Multiple sclerosis (MS) is often diagnosed years after the first symptoms appear. The first phase of MS sometimes termed a 'prodrome', is associated with multiple visits to the doctor with symptoms of sensory dysfunction such as numbness or visual disturbances, caused by autoantibody nerve damage.
However, these complaints may not be a prodromal phase of MS and are in fact caused by active, ongoing disease. The implications of this are that the disease has therefore not yet been diagnosed, and so the patient is not receiving treatment.
Not MS prodrome, but actual MS disease
According to a report from the University of Munich, for years prior to getting a confirmed diagnosis, those people with multiple sclerosis (MS) make significantly more visits to doctors and hospitals than others. Specialists have recently discussed whether these increased visits are due to a preliminary phase of MS – known as a prodrome. A research team have published results of a study suggesting that, in many cases, the complaints may relate to unrecognized early clinical MS events. The paper published in the journal Neurology - 'Systematic Assessment of Medical Diagnoses Preceding the First Diagnosis of Multiple Sclerosis'.
it is often difficult even for experienced doctors to interpret
MS is an autoimmune disease where the patient's own antibodies are raised to their own nerve cells. It has been known for many years that these antibodies can be detected in early phases of MS. The antibodies are present and detectable long before any symptoms of the disease become apparent. This means that it is possible to make an early diagnosis.
People suffering from multiple sclerosis can develop various neurological symptoms caused by the resulting damage to the nervous system. Especially in early stages, these may include sensory dysfunction such as numbness or visual disturbances. In most patients, MS starts with recurring episodes of neurological disability, called relapses or demyelinating events. These clinical events are followed by a partial or complete remission. Especially in the beginning, the symptoms vary widely, so that it is often difficult even for experienced doctors to interpret them correctly to arrive at a diagnosis of MS.
Above-average numbers of medical appointments
However, it has been evident for some time that patients with MS show significantly higher numbers of physician visits and hospital admissions even years before the first diagnosis as compared to normal rates. In recent years, specialists have seen this pre-diagnosis period as a possible prodromal phase of the disease - and therefore different to 'active' disease.
MS often begins far in advance of the diagnosis
A new study carried out by a team working with the neurologist Prof. Bernhard Hemmer (pictured) suggests that many complaints prior to diagnosis might not represent a prodromal phase. “Instead, we suspect that unrecognized MS relapses cause these individuals to seek medical attention,” says Prof. Hemmer. “That is because we have found that the physician appointments and hospital admissions frequently involved complaints indicating typical MS symptoms. We believe that many complaints that have been attributed to a prodromal phase are in fact caused by ongoing disease. We therefore believe that, although the disease has not yet been diagnosed, it is fully active and not in a preliminary or prodromal phase.”
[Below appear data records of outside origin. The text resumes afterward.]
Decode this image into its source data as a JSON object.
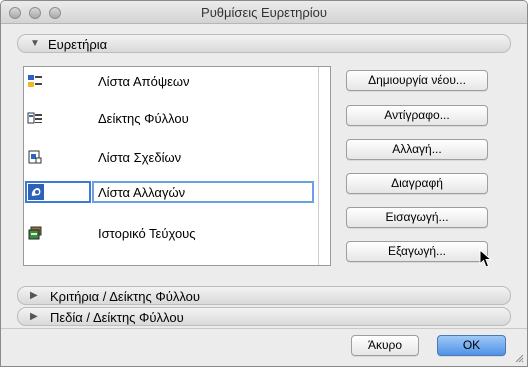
{
  "window": {
    "title": "Ρυθμίσεις Ευρετηρίου"
  },
  "sections": {
    "indexes": {
      "label": "Ευρετήρια",
      "expanded": true
    },
    "criteria": {
      "label": "Κριτήρια  /  Δείκτης Φύλλου",
      "expanded": false
    },
    "fields": {
      "label": "Πεδία  /  Δείκτης Φύλλου",
      "expanded": false
    }
  },
  "list": {
    "items": [
      {
        "label": "Λίστα Απόψεων",
        "icon": "view-list-icon"
      },
      {
        "label": "Δείκτης Φύλλου",
        "icon": "sheet-index-icon"
      },
      {
        "label": "Λίστα Σχεδίων",
        "icon": "drawing-list-icon"
      },
      {
        "label": "Λίστα Αλλαγών",
        "icon": "change-list-icon",
        "selected": true,
        "editing": true
      },
      {
        "label": "Ιστορικό Τεύχους",
        "icon": "issue-history-icon"
      }
    ]
  },
  "actions": {
    "create_new": "Δημιουργία νέου...",
    "duplicate": "Αντίγραφο...",
    "rename": "Αλλαγή...",
    "delete": "Διαγραφή",
    "import": "Εισαγωγή...",
    "export": "Εξαγωγή..."
  },
  "footer": {
    "cancel": "Άκυρο",
    "ok": "OK"
  },
  "colors": {
    "selection": "#3b7bd4",
    "ok_button": "#4f93e6"
  }
}
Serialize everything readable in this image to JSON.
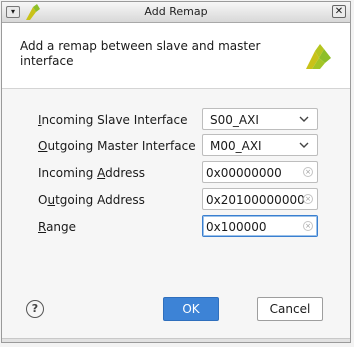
{
  "window": {
    "title": "Add Remap",
    "menu_glyph": "▾",
    "close_glyph": "✕",
    "logo_icon": "vivado-logo-icon"
  },
  "header": {
    "description": "Add a remap between slave and master interface",
    "logo_icon": "vivado-logo-icon"
  },
  "form": {
    "incoming_slave": {
      "label_u": "I",
      "label_rest": "ncoming Slave Interface",
      "value": "S00_AXI"
    },
    "outgoing_master": {
      "label_u": "O",
      "label_rest": "utgoing Master Interface",
      "value": "M00_AXI"
    },
    "incoming_address": {
      "label_pre": "Incoming ",
      "label_u": "A",
      "label_rest": "ddress",
      "value": "0x00000000"
    },
    "outgoing_address": {
      "label_pre": "O",
      "label_u": "u",
      "label_rest": "tgoing Address",
      "value": "0x20100000000"
    },
    "range": {
      "label_u": "R",
      "label_rest": "ange",
      "value": "0x100000"
    }
  },
  "buttons": {
    "help": "?",
    "ok": "OK",
    "cancel": "Cancel"
  },
  "colors": {
    "ok_button": "#3d83d6",
    "focus_border": "#3a7fd0",
    "logo_yellow": "#c9c219",
    "logo_green": "#8dbf28"
  }
}
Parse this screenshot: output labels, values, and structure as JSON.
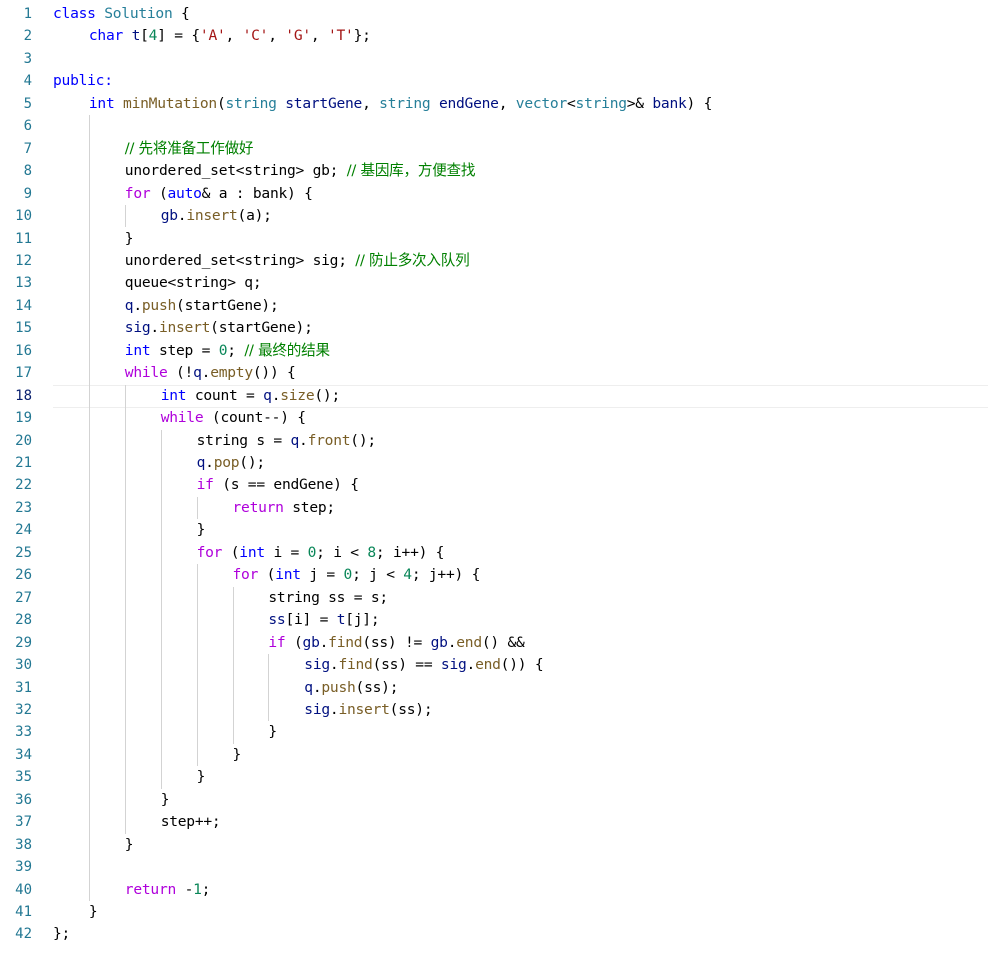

Getting an earlier diagnosis
The results of the study could also open up possibilities to optimize MS treatment: “The sooner MS is recognized, the better we can treat the disease,” says first author Dr. Christiane Gasperi, a physician and researcher at the Neuro-Head Center at the TUM Klinikum. “We now need to take a closer look at which early symptoms of MS might be overlooked. This could allow us to recognize the disease at an earlier stage and thus enable earlier treatment initiation.”
Less frequent respiratory tract infections
Along with the more frequent complaints in the years before an MS diagnosis, the results of the study also showed that persons with MS were actually less likely to seek medical attention for upper respiratory tract infections. “This was unexpected, in view of the fact that MS relapses have sometimes been associated with infections,” says co-first author and Adjunct Teaching Professor Dr. Alexander Hapfelmeier of the TUM Institute of General Practice and Health Services Research.
“However, future studies will be needed to determine whether there is a causal link between MS and a degree of protection against certain infections, or whether the health data we analyzed reflect protective behavior adopted by persons with MS.”
An antibody directed against the body's own tissues, typically produced in autoimmune disordersFull medical glossary
Associated with the nervous system and the brain.Full medical glossary